__What you should do__.
For each entry below, output it exactly as it stands.

__Material to process__.

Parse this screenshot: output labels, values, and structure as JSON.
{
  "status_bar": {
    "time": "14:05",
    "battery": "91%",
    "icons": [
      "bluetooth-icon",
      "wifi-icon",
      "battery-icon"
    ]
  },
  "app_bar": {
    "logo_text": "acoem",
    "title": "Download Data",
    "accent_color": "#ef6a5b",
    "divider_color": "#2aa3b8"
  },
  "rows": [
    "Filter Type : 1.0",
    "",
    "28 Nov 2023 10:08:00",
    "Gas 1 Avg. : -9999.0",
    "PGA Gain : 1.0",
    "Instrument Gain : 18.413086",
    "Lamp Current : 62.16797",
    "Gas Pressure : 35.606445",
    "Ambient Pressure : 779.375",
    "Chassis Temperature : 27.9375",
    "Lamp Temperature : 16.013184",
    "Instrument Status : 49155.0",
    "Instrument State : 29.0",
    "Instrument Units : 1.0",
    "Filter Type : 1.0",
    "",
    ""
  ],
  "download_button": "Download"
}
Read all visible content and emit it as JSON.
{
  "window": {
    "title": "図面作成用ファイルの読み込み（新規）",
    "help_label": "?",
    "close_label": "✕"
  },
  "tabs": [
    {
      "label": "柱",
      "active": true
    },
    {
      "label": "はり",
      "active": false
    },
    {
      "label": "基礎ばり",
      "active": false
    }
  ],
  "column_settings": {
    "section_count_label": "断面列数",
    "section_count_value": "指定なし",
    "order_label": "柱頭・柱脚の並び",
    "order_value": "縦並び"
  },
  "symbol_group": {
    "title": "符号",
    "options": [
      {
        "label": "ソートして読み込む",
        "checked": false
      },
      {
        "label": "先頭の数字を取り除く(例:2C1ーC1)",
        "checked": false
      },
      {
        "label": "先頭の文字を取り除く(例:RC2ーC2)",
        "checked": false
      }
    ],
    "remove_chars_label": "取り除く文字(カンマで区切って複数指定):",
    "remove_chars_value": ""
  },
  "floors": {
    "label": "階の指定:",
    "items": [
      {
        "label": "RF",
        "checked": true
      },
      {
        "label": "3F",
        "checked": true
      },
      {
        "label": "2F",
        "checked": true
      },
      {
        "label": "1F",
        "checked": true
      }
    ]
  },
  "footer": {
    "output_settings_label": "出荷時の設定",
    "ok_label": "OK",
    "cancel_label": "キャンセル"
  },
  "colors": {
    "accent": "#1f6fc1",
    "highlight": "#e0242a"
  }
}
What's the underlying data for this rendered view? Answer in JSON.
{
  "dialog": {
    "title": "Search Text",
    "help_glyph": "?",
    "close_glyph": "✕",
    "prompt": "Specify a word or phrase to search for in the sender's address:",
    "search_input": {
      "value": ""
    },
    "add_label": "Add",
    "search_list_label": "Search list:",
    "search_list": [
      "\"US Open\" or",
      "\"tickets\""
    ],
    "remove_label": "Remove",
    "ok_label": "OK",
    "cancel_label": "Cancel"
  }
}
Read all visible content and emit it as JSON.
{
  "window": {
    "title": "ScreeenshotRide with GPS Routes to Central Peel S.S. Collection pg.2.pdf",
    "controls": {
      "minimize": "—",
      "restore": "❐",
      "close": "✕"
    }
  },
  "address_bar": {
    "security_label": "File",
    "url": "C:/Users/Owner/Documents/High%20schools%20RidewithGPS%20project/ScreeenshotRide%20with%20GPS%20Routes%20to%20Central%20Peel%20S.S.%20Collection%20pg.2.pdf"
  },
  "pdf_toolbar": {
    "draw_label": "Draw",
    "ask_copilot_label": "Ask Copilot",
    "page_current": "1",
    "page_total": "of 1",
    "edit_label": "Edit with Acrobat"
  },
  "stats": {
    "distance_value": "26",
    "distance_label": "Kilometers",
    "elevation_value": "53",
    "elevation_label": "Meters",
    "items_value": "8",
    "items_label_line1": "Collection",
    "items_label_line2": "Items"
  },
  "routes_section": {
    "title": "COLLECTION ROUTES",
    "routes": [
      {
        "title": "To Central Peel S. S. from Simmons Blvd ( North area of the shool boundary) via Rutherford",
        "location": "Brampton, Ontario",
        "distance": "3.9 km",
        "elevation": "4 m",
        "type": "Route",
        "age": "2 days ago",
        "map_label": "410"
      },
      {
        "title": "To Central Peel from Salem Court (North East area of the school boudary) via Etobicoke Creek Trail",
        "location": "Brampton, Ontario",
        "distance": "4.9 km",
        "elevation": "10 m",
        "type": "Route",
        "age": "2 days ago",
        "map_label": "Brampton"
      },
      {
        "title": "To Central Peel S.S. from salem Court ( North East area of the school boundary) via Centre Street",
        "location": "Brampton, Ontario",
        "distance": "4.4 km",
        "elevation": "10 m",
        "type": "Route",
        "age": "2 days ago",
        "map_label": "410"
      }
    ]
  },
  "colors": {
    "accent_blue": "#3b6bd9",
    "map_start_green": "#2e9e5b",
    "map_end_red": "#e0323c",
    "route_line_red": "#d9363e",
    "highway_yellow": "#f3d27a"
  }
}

__Response box__.
Parse this screenshot: output labels, values, and structure as JSON.
{
  "status_bar": {
    "time": "14:05",
    "battery": "91%",
    "icons": [
      "bluetooth-icon",
      "wifi-icon",
      "battery-icon"
    ]
  },
  "app_bar": {
    "logo_text": "acoem",
    "title": "Download Data",
    "accent_color": "#ef6a5b",
    "divider_color": "#2aa3b8"
  },
  "rows": [
    "Filter Type : 1.0",
    "",
    "28 Nov 2023 10:08:00",
    "Gas 1 Avg. : -9999.0",
    "PGA Gain : 1.0",
    "Instrument Gain : 18.413086",
    "Lamp Current : 62.16797",
    "Gas Pressure : 35.606445",
    "Ambient Pressure : 779.375",
    "Chassis Temperature : 27.9375",
    "Lamp Temperature : 16.013184",
    "Instrument Status : 49155.0",
    "Instrument State : 29.0",
    "Instrument Units : 1.0",
    "Filter Type : 1.0",
    "",
    ""
  ],
  "download_button": "Download"
}
Read all visible content and emit it as JSON.
{
  "window": {
    "title": "図面作成用ファイルの読み込み（新規）",
    "help_label": "?",
    "close_label": "✕"
  },
  "tabs": [
    {
      "label": "柱",
      "active": true
    },
    {
      "label": "はり",
      "active": false
    },
    {
      "label": "基礎ばり",
      "active": false
    }
  ],
  "column_settings": {
    "section_count_label": "断面列数",
    "section_count_value": "指定なし",
    "order_label": "柱頭・柱脚の並び",
    "order_value": "縦並び"
  },
  "symbol_group": {
    "title": "符号",
    "options": [
      {
        "label": "ソートして読み込む",
        "checked": false
      },
      {
        "label": "先頭の数字を取り除く(例:2C1ーC1)",
        "checked": false
      },
      {
        "label": "先頭の文字を取り除く(例:RC2ーC2)",
        "checked": false
      }
    ],
    "remove_chars_label": "取り除く文字(カンマで区切って複数指定):",
    "remove_chars_value": ""
  },
  "floors": {
    "label": "階の指定:",
    "items": [
      {
        "label": "RF",
        "checked": true
      },
      {
        "label": "3F",
        "checked": true
      },
      {
        "label": "2F",
        "checked": true
      },
      {
        "label": "1F",
        "checked": true
      }
    ]
  },
  "footer": {
    "output_settings_label": "出荷時の設定",
    "ok_label": "OK",
    "cancel_label": "キャンセル"
  },
  "colors": {
    "accent": "#1f6fc1",
    "highlight": "#e0242a"
  }
}
What's the underlying data for this rendered view? Answer in JSON.
{
  "dialog": {
    "title": "Search Text",
    "help_glyph": "?",
    "close_glyph": "✕",
    "prompt": "Specify a word or phrase to search for in the sender's address:",
    "search_input": {
      "value": ""
    },
    "add_label": "Add",
    "search_list_label": "Search list:",
    "search_list": [
      "\"US Open\" or",
      "\"tickets\""
    ],
    "remove_label": "Remove",
    "ok_label": "OK",
    "cancel_label": "Cancel"
  }
}
Read all visible content and emit it as JSON.
{
  "window": {
    "title": "ScreeenshotRide with GPS Routes to Central Peel S.S. Collection pg.2.pdf",
    "controls": {
      "minimize": "—",
      "restore": "❐",
      "close": "✕"
    }
  },
  "address_bar": {
    "security_label": "File",
    "url": "C:/Users/Owner/Documents/High%20schools%20RidewithGPS%20project/ScreeenshotRide%20with%20GPS%20Routes%20to%20Central%20Peel%20S.S.%20Collection%20pg.2.pdf"
  },
  "pdf_toolbar": {
    "draw_label": "Draw",
    "ask_copilot_label": "Ask Copilot",
    "page_current": "1",
    "page_total": "of 1",
    "edit_label": "Edit with Acrobat"
  },
  "stats": {
    "distance_value": "26",
    "distance_label": "Kilometers",
    "elevation_value": "53",
    "elevation_label": "Meters",
    "items_value": "8",
    "items_label_line1": "Collection",
    "items_label_line2": "Items"
  },
  "routes_section": {
    "title": "COLLECTION ROUTES",
    "routes": [
      {
        "title": "To Central Peel S. S. from Simmons Blvd ( North area of the shool boundary) via Rutherford",
        "location": "Brampton, Ontario",
        "distance": "3.9 km",
        "elevation": "4 m",
        "type": "Route",
        "age": "2 days ago",
        "map_label": "410"
      },
      {
        "title": "To Central Peel from Salem Court (North East area of the school boudary) via Etobicoke Creek Trail",
        "location": "Brampton, Ontario",
        "distance": "4.9 km",
        "elevation": "10 m",
        "type": "Route",
        "age": "2 days ago",
        "map_label": "Brampton"
      },
      {
        "title": "To Central Peel S.S. from salem Court ( North East area of the school boundary) via Centre Street",
        "location": "Brampton, Ontario",
        "distance": "4.4 km",
        "elevation": "10 m",
        "type": "Route",
        "age": "2 days ago",
        "map_label": "410"
      }
    ]
  },
  "colors": {
    "accent_blue": "#3b6bd9",
    "map_start_green": "#2e9e5b",
    "map_end_red": "#e0323c",
    "route_line_red": "#d9363e",
    "highway_yellow": "#f3d27a"
  }
}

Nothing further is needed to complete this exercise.